PROBLEM DETAILS
The records below must be output exactly, without pictures.

RECORDS FOR THIS EXERCISE
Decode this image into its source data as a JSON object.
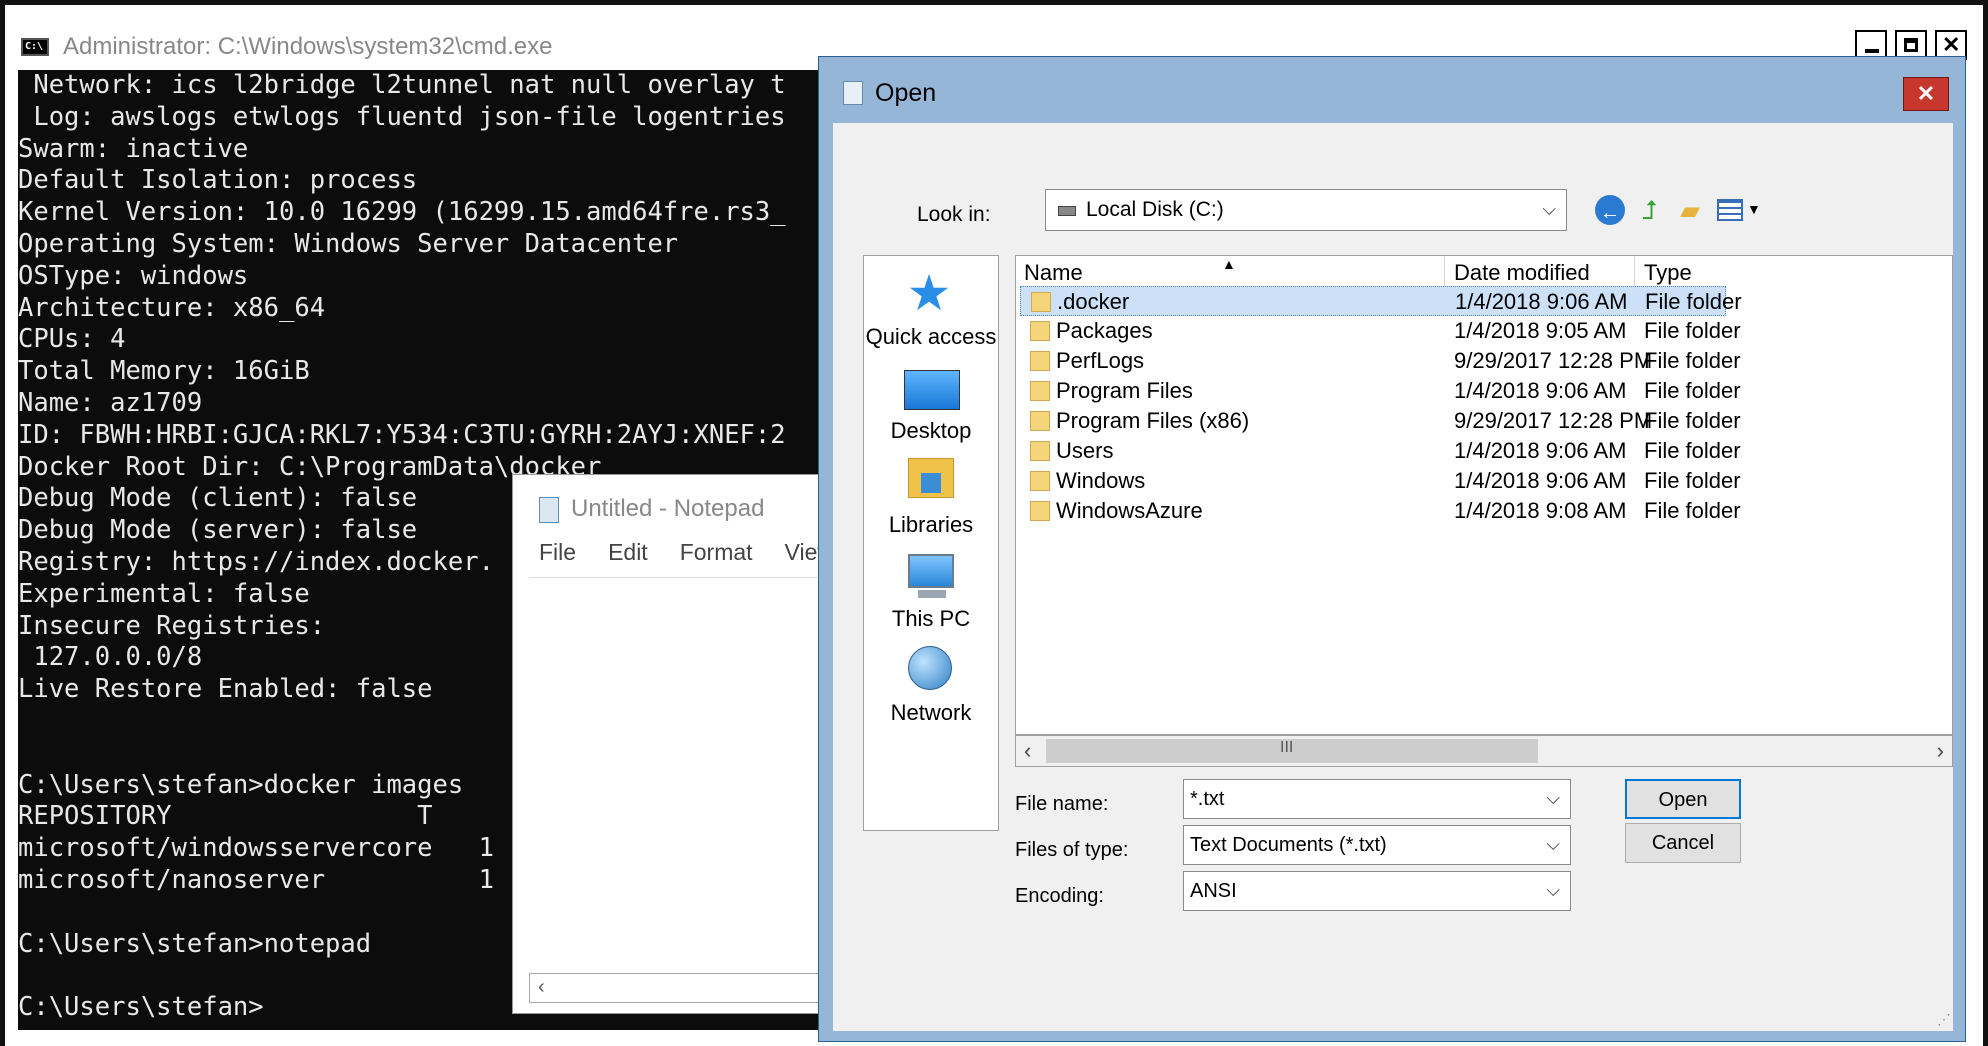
{
  "cmd": {
    "title": "Administrator: C:\\Windows\\system32\\cmd.exe",
    "lines": [
      " Network: ics l2bridge l2tunnel nat null overlay t",
      " Log: awslogs etwlogs fluentd json-file logentries",
      "Swarm: inactive",
      "Default Isolation: process",
      "Kernel Version: 10.0 16299 (16299.15.amd64fre.rs3_",
      "Operating System: Windows Server Datacenter",
      "OSType: windows",
      "Architecture: x86_64",
      "CPUs: 4",
      "Total Memory: 16GiB",
      "Name: az1709",
      "ID: FBWH:HRBI:GJCA:RKL7:Y534:C3TU:GYRH:2AYJ:XNEF:2",
      "Docker Root Dir: C:\\ProgramData\\docker",
      "Debug Mode (client): false",
      "Debug Mode (server): false",
      "Registry: https://index.docker.",
      "Experimental: false",
      "Insecure Registries:",
      " 127.0.0.0/8",
      "Live Restore Enabled: false",
      "",
      "",
      "C:\\Users\\stefan>docker images",
      "REPOSITORY                T",
      "microsoft/windowsservercore   1",
      "microsoft/nanoserver          1",
      "",
      "C:\\Users\\stefan>notepad",
      "",
      "C:\\Users\\stefan>"
    ]
  },
  "notepad": {
    "title": "Untitled - Notepad",
    "menu": [
      "File",
      "Edit",
      "Format",
      "View"
    ]
  },
  "dialog": {
    "title": "Open",
    "close_glyph": "✕",
    "look_in_label": "Look in:",
    "look_in_value": "Local Disk (C:)",
    "places": [
      "Quick access",
      "Desktop",
      "Libraries",
      "This PC",
      "Network"
    ],
    "columns": [
      "Name",
      "Date modified",
      "Type"
    ],
    "files": [
      {
        "name": ".docker",
        "date": "1/4/2018 9:06 AM",
        "type": "File folder",
        "selected": true
      },
      {
        "name": "Packages",
        "date": "1/4/2018 9:05 AM",
        "type": "File folder"
      },
      {
        "name": "PerfLogs",
        "date": "9/29/2017 12:28 PM",
        "type": "File folder"
      },
      {
        "name": "Program Files",
        "date": "1/4/2018 9:06 AM",
        "type": "File folder"
      },
      {
        "name": "Program Files (x86)",
        "date": "9/29/2017 12:28 PM",
        "type": "File folder"
      },
      {
        "name": "Users",
        "date": "1/4/2018 9:06 AM",
        "type": "File folder"
      },
      {
        "name": "Windows",
        "date": "1/4/2018 9:06 AM",
        "type": "File folder"
      },
      {
        "name": "WindowsAzure",
        "date": "1/4/2018 9:08 AM",
        "type": "File folder"
      }
    ],
    "file_name_label": "File name:",
    "file_name_value": "*.txt",
    "file_type_label": "Files of type:",
    "file_type_value": "Text Documents (*.txt)",
    "encoding_label": "Encoding:",
    "encoding_value": "ANSI",
    "open_label": "Open",
    "cancel_label": "Cancel",
    "scroll_grip": "III"
  }
}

EXERCISE OUTPUT
Decode this image into its source data as a JSON object.
{
  "cmd": {
    "title": "Administrator: C:\\Windows\\system32\\cmd.exe",
    "lines": [
      " Network: ics l2bridge l2tunnel nat null overlay t",
      " Log: awslogs etwlogs fluentd json-file logentries",
      "Swarm: inactive",
      "Default Isolation: process",
      "Kernel Version: 10.0 16299 (16299.15.amd64fre.rs3_",
      "Operating System: Windows Server Datacenter",
      "OSType: windows",
      "Architecture: x86_64",
      "CPUs: 4",
      "Total Memory: 16GiB",
      "Name: az1709",
      "ID: FBWH:HRBI:GJCA:RKL7:Y534:C3TU:GYRH:2AYJ:XNEF:2",
      "Docker Root Dir: C:\\ProgramData\\docker",
      "Debug Mode (client): false",
      "Debug Mode (server): false",
      "Registry: https://index.docker.",
      "Experimental: false",
      "Insecure Registries:",
      " 127.0.0.0/8",
      "Live Restore Enabled: false",
      "",
      "",
      "C:\\Users\\stefan>docker images",
      "REPOSITORY                T",
      "microsoft/windowsservercore   1",
      "microsoft/nanoserver          1",
      "",
      "C:\\Users\\stefan>notepad",
      "",
      "C:\\Users\\stefan>"
    ]
  },
  "notepad": {
    "title": "Untitled - Notepad",
    "menu": [
      "File",
      "Edit",
      "Format",
      "View"
    ]
  },
  "dialog": {
    "title": "Open",
    "close_glyph": "✕",
    "look_in_label": "Look in:",
    "look_in_value": "Local Disk (C:)",
    "places": [
      "Quick access",
      "Desktop",
      "Libraries",
      "This PC",
      "Network"
    ],
    "columns": [
      "Name",
      "Date modified",
      "Type"
    ],
    "files": [
      {
        "name": ".docker",
        "date": "1/4/2018 9:06 AM",
        "type": "File folder",
        "selected": true
      },
      {
        "name": "Packages",
        "date": "1/4/2018 9:05 AM",
        "type": "File folder"
      },
      {
        "name": "PerfLogs",
        "date": "9/29/2017 12:28 PM",
        "type": "File folder"
      },
      {
        "name": "Program Files",
        "date": "1/4/2018 9:06 AM",
        "type": "File folder"
      },
      {
        "name": "Program Files (x86)",
        "date": "9/29/2017 12:28 PM",
        "type": "File folder"
      },
      {
        "name": "Users",
        "date": "1/4/2018 9:06 AM",
        "type": "File folder"
      },
      {
        "name": "Windows",
        "date": "1/4/2018 9:06 AM",
        "type": "File folder"
      },
      {
        "name": "WindowsAzure",
        "date": "1/4/2018 9:08 AM",
        "type": "File folder"
      }
    ],
    "file_name_label": "File name:",
    "file_name_value": "*.txt",
    "file_type_label": "Files of type:",
    "file_type_value": "Text Documents (*.txt)",
    "encoding_label": "Encoding:",
    "encoding_value": "ANSI",
    "open_label": "Open",
    "cancel_label": "Cancel",
    "scroll_grip": "III"
  }
}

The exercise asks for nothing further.